The Iowa newspaper reports the 6 million-member group, best known for teaching children about agriculture, released new guidelines aimed at making sure all youth feel safe, a goal that drew sharp opposition in the conservative farming communities of America.
Within days of the new guidelines being published, staffers from Agriculture Secretary Sonny Perdue's office demanded the welcoming language be rescinded.
Former National Institute of Food and Agriculture director Sonny Ramaswamy told the Register he sent urgent demands to Iowa and New York chapters that the guidelines disappear. NIFA administers the 4-H program.
That drew pushback from John-Paul Chaisson-Cardenas, director of Iowa's 4-H program and a "fierce advocate of the LGBT policy," according to the newspaper. But he was ultimately fired from his post.
The Iowa State University department that administers 4-H received a number of emails supporting the policy, including from former 4-H members who identity as LGBTQ.
But the newspaper reports other emails that describe the welcoming policy as a "fascist push to redefine humanity."

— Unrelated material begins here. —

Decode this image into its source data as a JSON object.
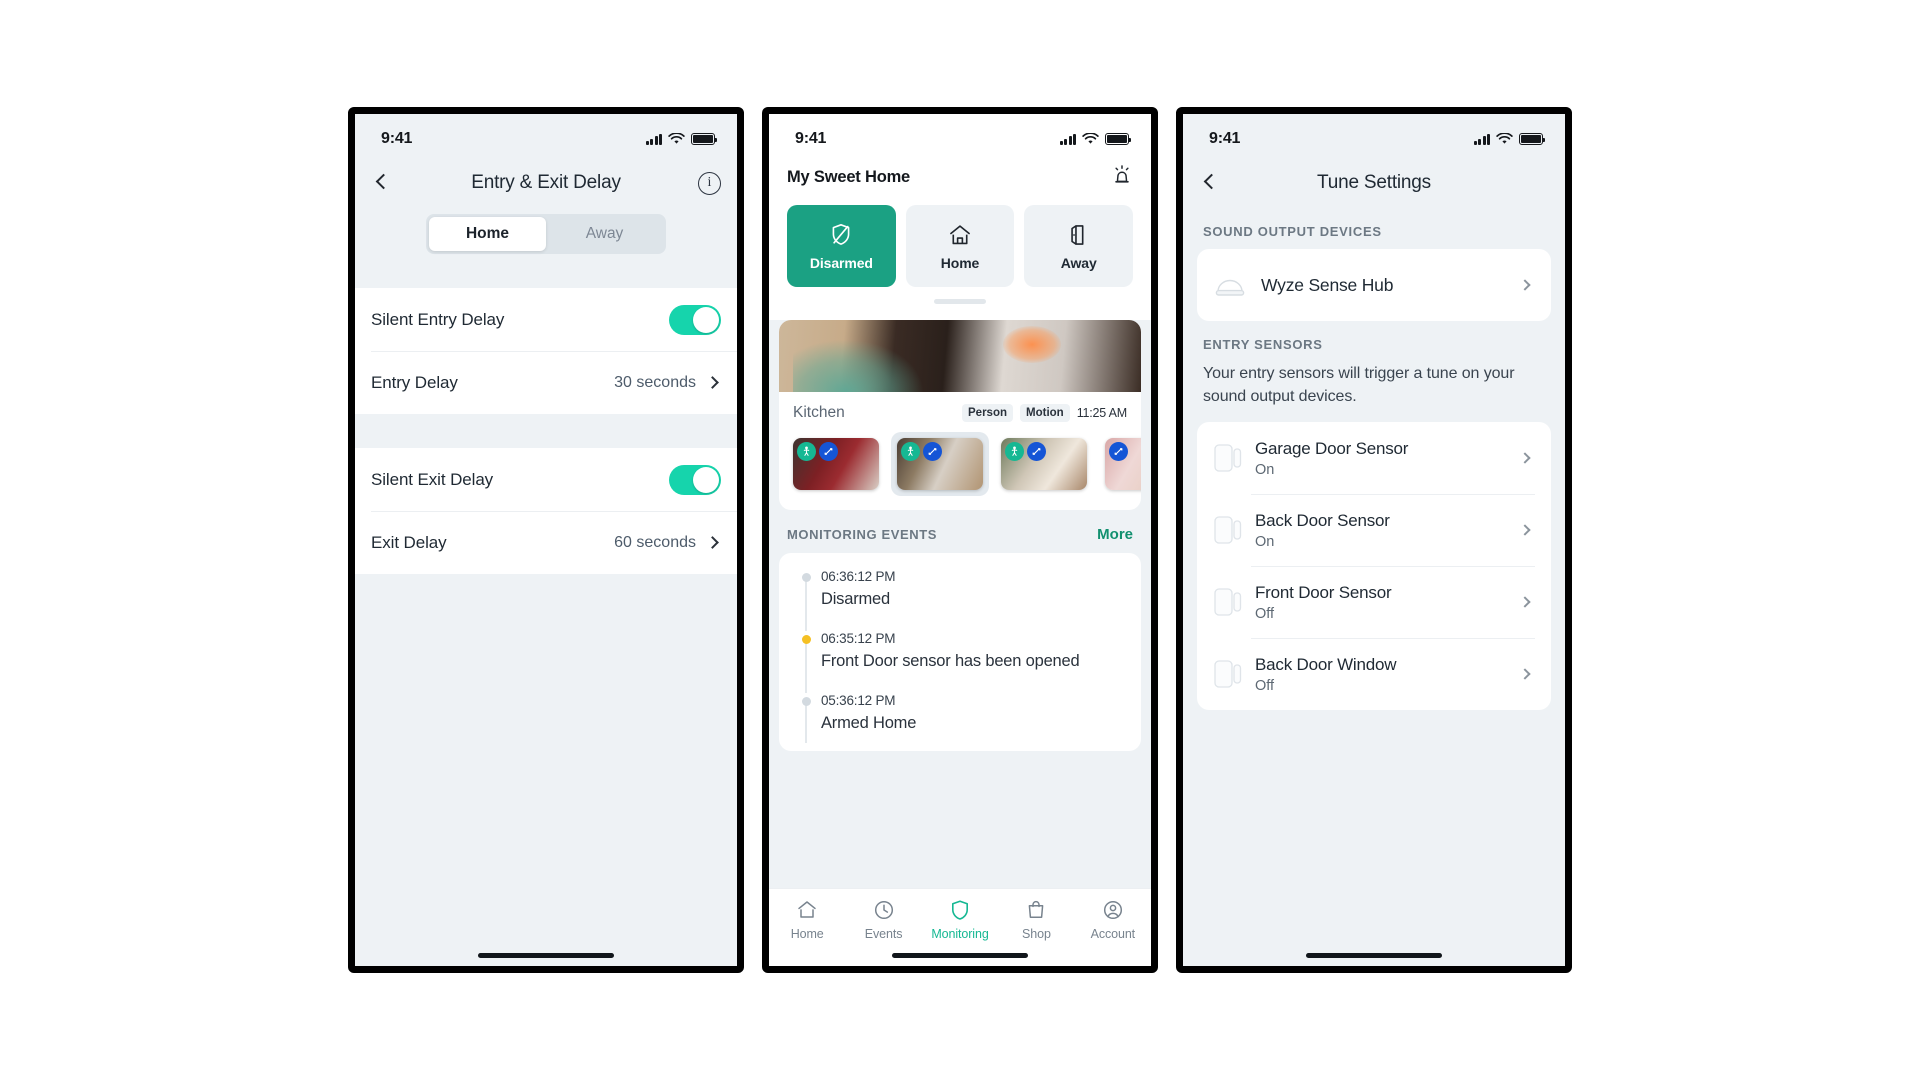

After alt-right website WorldNetDaily -- best known as the chief promulgator of "birther" conspiracy theories about former President Barack Obama -- published an article questioning if the LGBTQ welcoming guidelines would make 4-H the "next victim of 'LGBT' child assault," pressure increased on Chaisson-Cardenas, but he stood by the new guidelines.
"I guess I am not sure why we are valuing the propaganda machine of a recognized hate group over the existing rights of LGBTQ youth?," Chaisson-Cardenas asked, according to the newspaper.
As a congressionally authorized youth program, 4-H must follow federal civil rights guides. There have been concerted efforts since the early 1990s to improve diversity in the organization, which thrived primarily in white, agrarian communities.
Since 2015, program leaders looked for ways to address the needs of LGBTQ youth and formed a working group in 2016 to look at policy in that arena specifically.
As long ago as 2012, groups like GLAAD praised 4-H for leading the way on diversity.